Based on the entries below, how many lines contain the word "into"? Respond with only the number.
>>>>>
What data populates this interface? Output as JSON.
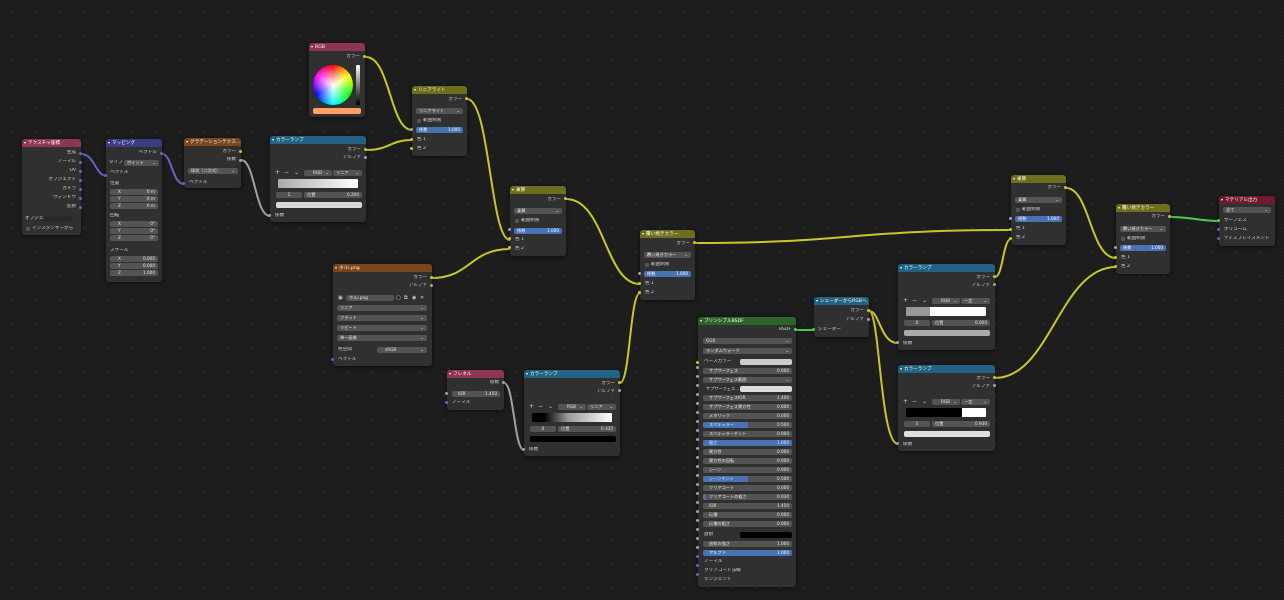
{
  "colors": {
    "canvas": "#1d1d1d",
    "header_input": "#8e3553",
    "header_vector": "#3c3c83",
    "header_texture": "#79461d",
    "header_converter": "#246283",
    "header_color": "#6e6e1d",
    "header_shader": "#2b652b",
    "header_output": "#6e1d2e",
    "socket_color": "#c7c729",
    "socket_float": "#a1a1a1",
    "socket_vector": "#6363c7",
    "socket_shader": "#4dcb4d",
    "wire_color": "#c7c729",
    "wire_float": "#a1a1a1",
    "wire_vector": "#6363c7",
    "wire_shader": "#4dcb4d",
    "field_blue": "#4772b3"
  },
  "nodes": {
    "texcoord": {
      "title": "テクスチャ座標",
      "outputs": [
        "生成",
        "ノーマル",
        "UV",
        "オブジェクト",
        "カメラ",
        "ウィンドウ",
        "反射"
      ],
      "object_label": "オブジェ...",
      "instancer_label": "インスタンサーから"
    },
    "mapping": {
      "title": "マッピング",
      "output": "ベクトル",
      "type_label": "タイプ",
      "type_value": "ポイント",
      "vector_input": "ベクトル",
      "location_label": "位置",
      "location": [
        {
          "axis": "X",
          "value": "0 m"
        },
        {
          "axis": "Y",
          "value": "0 m"
        },
        {
          "axis": "Z",
          "value": "0 m"
        }
      ],
      "rotation_label": "回転",
      "rotation": [
        {
          "axis": "X",
          "value": "0°"
        },
        {
          "axis": "Y",
          "value": "0°"
        },
        {
          "axis": "Z",
          "value": "0°"
        }
      ],
      "scale_label": "スケール",
      "scale": [
        {
          "axis": "X",
          "value": "0.000"
        },
        {
          "axis": "Y",
          "value": "0.000"
        },
        {
          "axis": "Z",
          "value": "1.000"
        }
      ]
    },
    "gradient": {
      "title": "グラデーションテクス...",
      "out_color": "カラー",
      "out_fac": "係数",
      "type_value": "球状（二次式）",
      "vector_input": "ベクトル"
    },
    "ramp1": {
      "title": "カラーランプ",
      "out_color": "カラー",
      "out_alpha": "アルファ",
      "mode": "RGB",
      "interp": "リニア",
      "index": "1",
      "pos_label": "位置",
      "pos_value": "0.200",
      "fac_input": "係数"
    },
    "rgb": {
      "title": "RGB",
      "out_color": "カラー"
    },
    "linearlight": {
      "title": "リニアライト",
      "out_color": "カラー",
      "blend": "リニアライト",
      "clamp": "範囲制限",
      "fac_label": "係数",
      "fac_value": "1.000",
      "fac_fraction": 1.0,
      "in1": "色 1",
      "in2": "色 2"
    },
    "multiply1": {
      "title": "乗算",
      "out_color": "カラー",
      "blend": "乗算",
      "clamp": "範囲制限",
      "fac_label": "係数",
      "fac_value": "1.000",
      "fac_fraction": 1.0,
      "in1": "色 1",
      "in2": "色 2"
    },
    "image": {
      "title": "ホルi.png",
      "out_color": "カラー",
      "out_alpha": "アルファ",
      "filename": "ホルi.png",
      "interp": "リニア",
      "projection": "フラット",
      "extension": "リピート",
      "source": "単一画像",
      "colorspace_label": "色空間",
      "colorspace_value": "sRGB",
      "vector_input": "ベクトル"
    },
    "fresnel": {
      "title": "フレネル",
      "out_fac": "係数",
      "ior_label": "IOR",
      "ior_value": "1.450",
      "normal_input": "ノーマル"
    },
    "ramp2": {
      "title": "カラーランプ",
      "out_color": "カラー",
      "out_alpha": "アルファ",
      "mode": "RGB",
      "interp": "リニア",
      "index": "0",
      "pos_label": "位置",
      "pos_value": "0.335",
      "fac_input": "係数"
    },
    "overlay1": {
      "title": "覆い焼きカラー",
      "out_color": "カラー",
      "blend": "覆い焼きカラー",
      "clamp": "範囲制限",
      "fac_label": "係数",
      "fac_value": "1.000",
      "fac_fraction": 1.0,
      "in1": "色 1",
      "in2": "色 2"
    },
    "principled": {
      "title": "プリンシプルBSDF",
      "out_bsdf": "BSDF",
      "distribution": "GGX",
      "subsurface_method": "ランダムウォーク",
      "base_color": "ベースカラー",
      "rows": [
        {
          "label": "サブサーフェス",
          "value": "0.000",
          "fill": 0.0
        },
        {
          "label": "サブサーフェス範囲",
          "value": "",
          "fill": 0.0,
          "dropdown": true
        },
        {
          "label": "サブサーフェス...",
          "value": "",
          "fill": 0.0,
          "white": true
        },
        {
          "label": "サブサーフェスIOR",
          "value": "1.400",
          "fill": 0.0
        },
        {
          "label": "サブサーフェス異方性",
          "value": "0.000",
          "fill": 0.0
        },
        {
          "label": "メタリック",
          "value": "0.000",
          "fill": 0.0
        },
        {
          "label": "スペキュラー",
          "value": "0.500",
          "fill": 0.5
        },
        {
          "label": "スペキュラーチント",
          "value": "0.000",
          "fill": 0.0
        },
        {
          "label": "粗さ",
          "value": "1.000",
          "fill": 1.0
        },
        {
          "label": "異方性",
          "value": "0.000",
          "fill": 0.0
        },
        {
          "label": "異方性の回転",
          "value": "0.000",
          "fill": 0.0
        },
        {
          "label": "シーン",
          "value": "0.000",
          "fill": 0.0
        },
        {
          "label": "シーンチント",
          "value": "0.500",
          "fill": 0.5
        },
        {
          "label": "クリアコート",
          "value": "0.000",
          "fill": 0.0
        },
        {
          "label": "クリアコートの粗さ",
          "value": "0.030",
          "fill": 0.03
        },
        {
          "label": "IOR",
          "value": "1.450",
          "fill": 0.0
        },
        {
          "label": "伝播",
          "value": "0.000",
          "fill": 0.0
        },
        {
          "label": "伝播の粗さ",
          "value": "0.000",
          "fill": 0.0
        }
      ],
      "emission": "放射",
      "emission_strength": {
        "label": "放射の強さ",
        "value": "1.000"
      },
      "alpha": {
        "label": "アルファ",
        "value": "1.000",
        "fill": 1.0
      },
      "normal": "ノーマル",
      "clearcoat_normal": "クリアコート法線",
      "tangent": "タンジェント"
    },
    "shader_rgb": {
      "title": "シェーダーからRGBへ",
      "out_color": "カラー",
      "out_alpha": "アルファ",
      "in_shader": "シェーダー"
    },
    "ramp3": {
      "title": "カラーランプ",
      "out_color": "カラー",
      "out_alpha": "アルファ",
      "mode": "RGB",
      "interp": "一定",
      "index": "0",
      "pos_label": "位置",
      "pos_value": "0.000",
      "fac_input": "係数"
    },
    "ramp4": {
      "title": "カラーランプ",
      "out_color": "カラー",
      "out_alpha": "アルファ",
      "mode": "RGB",
      "interp": "一定",
      "index": "1",
      "pos_label": "位置",
      "pos_value": "0.930",
      "fac_input": "係数"
    },
    "multiply2": {
      "title": "乗算",
      "out_color": "カラー",
      "blend": "乗算",
      "clamp": "範囲制限",
      "fac_label": "係数",
      "fac_value": "1.000",
      "fac_fraction": 1.0,
      "in1": "色 1",
      "in2": "色 2"
    },
    "overlay2": {
      "title": "覆い焼きカラー",
      "out_color": "カラー",
      "blend": "覆い焼きカラー",
      "clamp": "範囲制限",
      "fac_label": "係数",
      "fac_value": "1.000",
      "fac_fraction": 1.0,
      "in1": "色 1",
      "in2": "色 2"
    },
    "output": {
      "title": "マテリアル出力",
      "target": "全て",
      "in_surface": "サーフェス",
      "in_volume": "ボリューム",
      "in_displacement": "ディスプレイスメント"
    }
  }
}
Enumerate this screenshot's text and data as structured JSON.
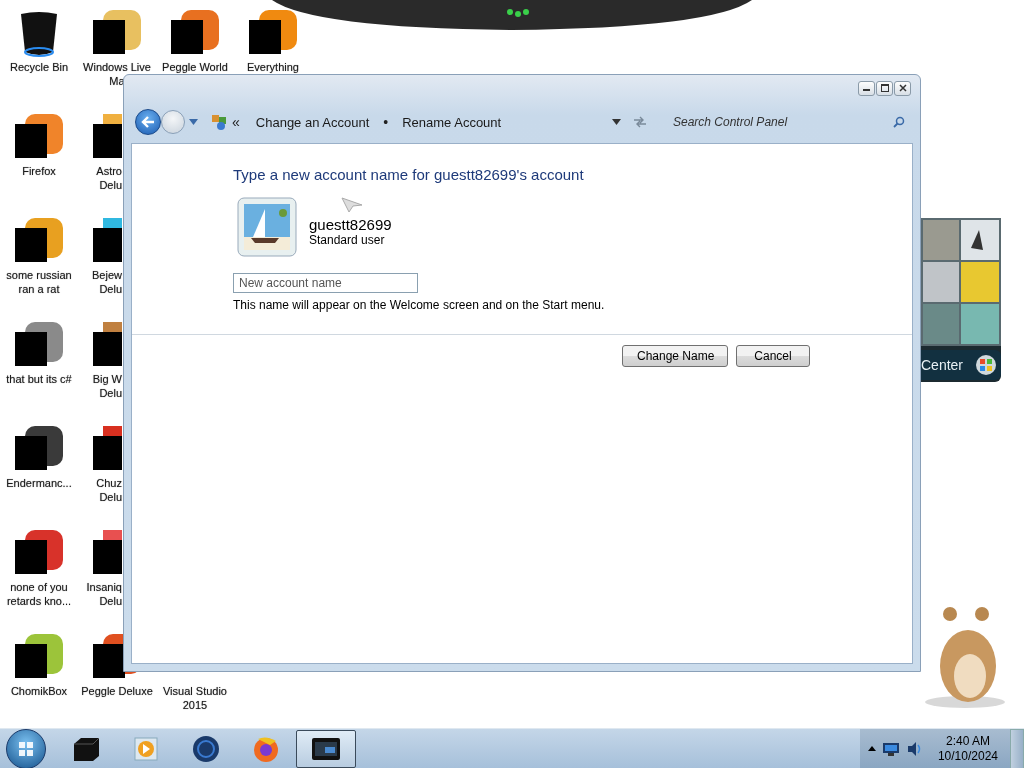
{
  "desktop_columns": [
    {
      "icons": [
        {
          "kind": "bin",
          "lines": [
            "Recycle Bin"
          ],
          "covered": false
        },
        {
          "kind": "app",
          "color": "#f0842a",
          "lines": [
            "Firefox"
          ],
          "covered": false
        },
        {
          "kind": "app",
          "color": "#e8a020",
          "lines": [
            "some russian",
            "ran a rat"
          ],
          "covered": false
        },
        {
          "kind": "app",
          "color": "#8a8a8a",
          "lines": [
            "that but its c#"
          ],
          "covered": false
        },
        {
          "kind": "app",
          "color": "#3a3a3a",
          "lines": [
            "Endermanc..."
          ],
          "covered": false
        },
        {
          "kind": "app",
          "color": "#d8322a",
          "lines": [
            "none of you",
            "retards kno..."
          ],
          "covered": false
        },
        {
          "kind": "app",
          "color": "#9cc43a",
          "lines": [
            "ChomikBox"
          ],
          "covered": false
        }
      ]
    },
    {
      "icons": [
        {
          "kind": "app",
          "color": "#e8c060",
          "lines": [
            "Windows Live",
            "Ma"
          ],
          "covered": false
        },
        {
          "kind": "app",
          "color": "#f0b040",
          "lines": [
            "Astro",
            "Delu"
          ],
          "covered": true
        },
        {
          "kind": "app",
          "color": "#30b8e0",
          "lines": [
            "Bejew",
            "Delu"
          ],
          "covered": true
        },
        {
          "kind": "app",
          "color": "#c08040",
          "lines": [
            "Big W",
            "Delu"
          ],
          "covered": true
        },
        {
          "kind": "app",
          "color": "#d83020",
          "lines": [
            "Chuz",
            "Delu"
          ],
          "covered": true
        },
        {
          "kind": "app",
          "color": "#e85050",
          "lines": [
            "Insaniq",
            "Delu"
          ],
          "covered": true
        },
        {
          "kind": "app",
          "color": "#e05020",
          "lines": [
            "Peggle Deluxe"
          ],
          "covered": false
        }
      ]
    },
    {
      "icons": [
        {
          "kind": "app",
          "color": "#e87020",
          "lines": [
            "Peggle World"
          ],
          "covered": false
        },
        {
          "kind": "hidden",
          "lines": [
            "Visual Studio",
            "2015"
          ],
          "covered": false
        }
      ]
    },
    {
      "icons": [
        {
          "kind": "app",
          "color": "#f08a10",
          "lines": [
            "Everything"
          ],
          "covered": false
        }
      ]
    }
  ],
  "window": {
    "breadcrumbs": [
      "Change an Account",
      "Rename Account"
    ],
    "breadcrumb_overflow": "«",
    "separator": "•",
    "search": {
      "placeholder": "Search Control Panel"
    },
    "heading": "Type a new account name for guestt82699's account",
    "account": {
      "name": "guestt82699",
      "type": "Standard user"
    },
    "field": {
      "placeholder": "New account name"
    },
    "hint": "This name will appear on the Welcome screen and on the Start menu.",
    "buttons": [
      "Change Name",
      "Cancel"
    ]
  },
  "media_center_gadget": {
    "label": "Center"
  },
  "taskbar": {
    "apps": [
      {
        "kind": "box",
        "selected": false
      },
      {
        "kind": "media",
        "selected": false
      },
      {
        "kind": "globe",
        "selected": false
      },
      {
        "kind": "firefox",
        "selected": false
      },
      {
        "kind": "screen",
        "selected": true
      }
    ],
    "clock": {
      "time": "2:40 AM",
      "date": "10/10/2024"
    }
  }
}
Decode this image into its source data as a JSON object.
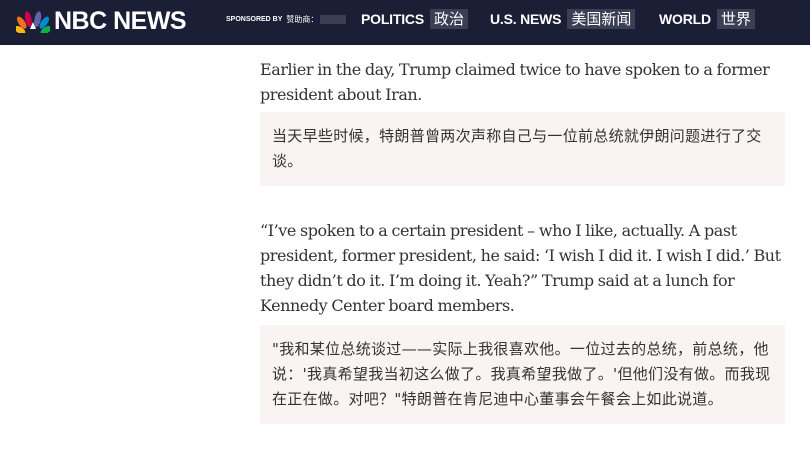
{
  "header": {
    "logo_text": "NBC NEWS",
    "sponsored_by_en": "SPONSORED BY",
    "sponsored_by_zh": "赞助商：",
    "nav": [
      {
        "en": "POLITICS",
        "zh": "政治"
      },
      {
        "en": "U.S. NEWS",
        "zh": "美国新闻"
      },
      {
        "en": "WORLD",
        "zh": "世界"
      }
    ]
  },
  "article": {
    "paragraphs": [
      {
        "original": "Earlier in the day, Trump claimed twice to have spoken to a former president about Iran.",
        "translation": "当天早些时候，特朗普曾两次声称自己与一位前总统就伊朗问题进行了交谈。"
      },
      {
        "original": "“I’ve spoken to a certain president – who I like, actually. A past president, former president, he said: ‘I wish I did it. I wish I did.’ But they didn’t do it. I’m doing it. Yeah?” Trump said at a lunch for Kennedy Center board members.",
        "translation": "\"我和某位总统谈过——实际上我很喜欢他。一位过去的总统，前总统，他说：'我真希望我当初这么做了。我真希望我做了。'但他们没有做。而我现在正在做。对吧？\"特朗普在肯尼迪中心董事会午餐会上如此说道。"
      }
    ]
  },
  "colors": {
    "navbar_bg": "#1a1f36",
    "nav_chip_bg": "#3a3f55",
    "translation_bg": "#faf3f3",
    "body_text": "#333333"
  }
}
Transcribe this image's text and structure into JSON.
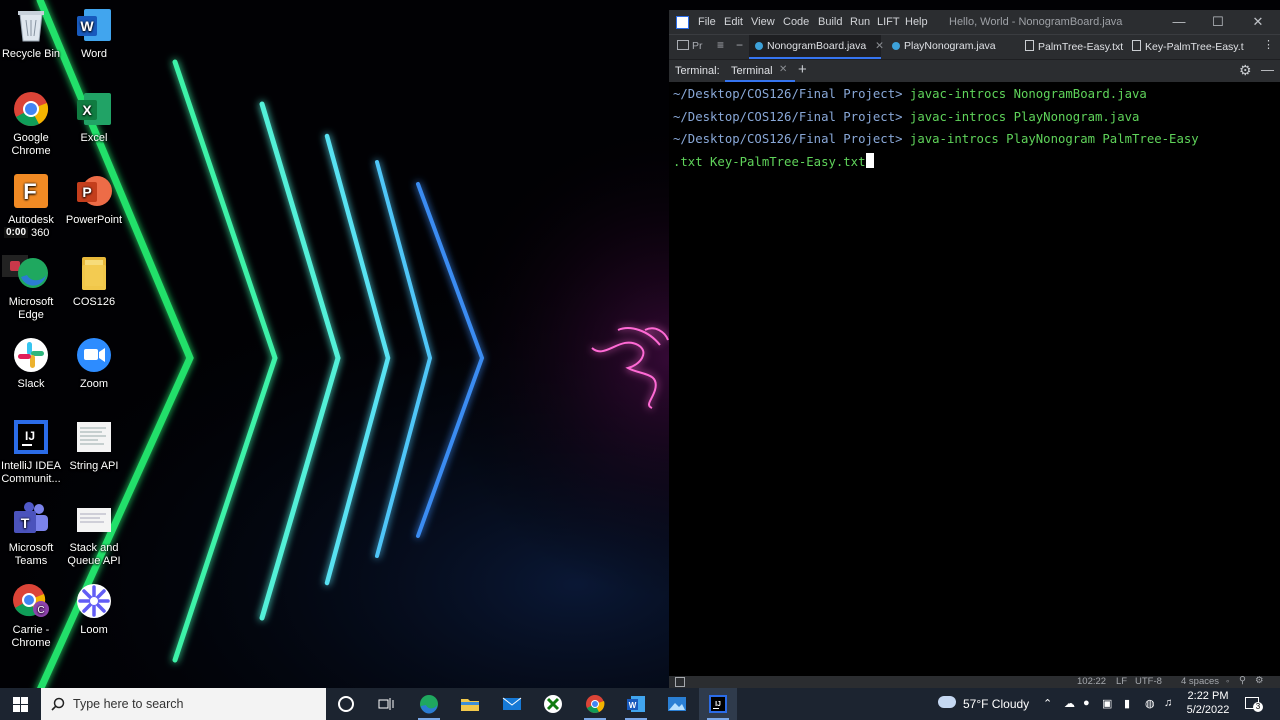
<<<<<
> [ANSWER TO THE EXERCISE]: 2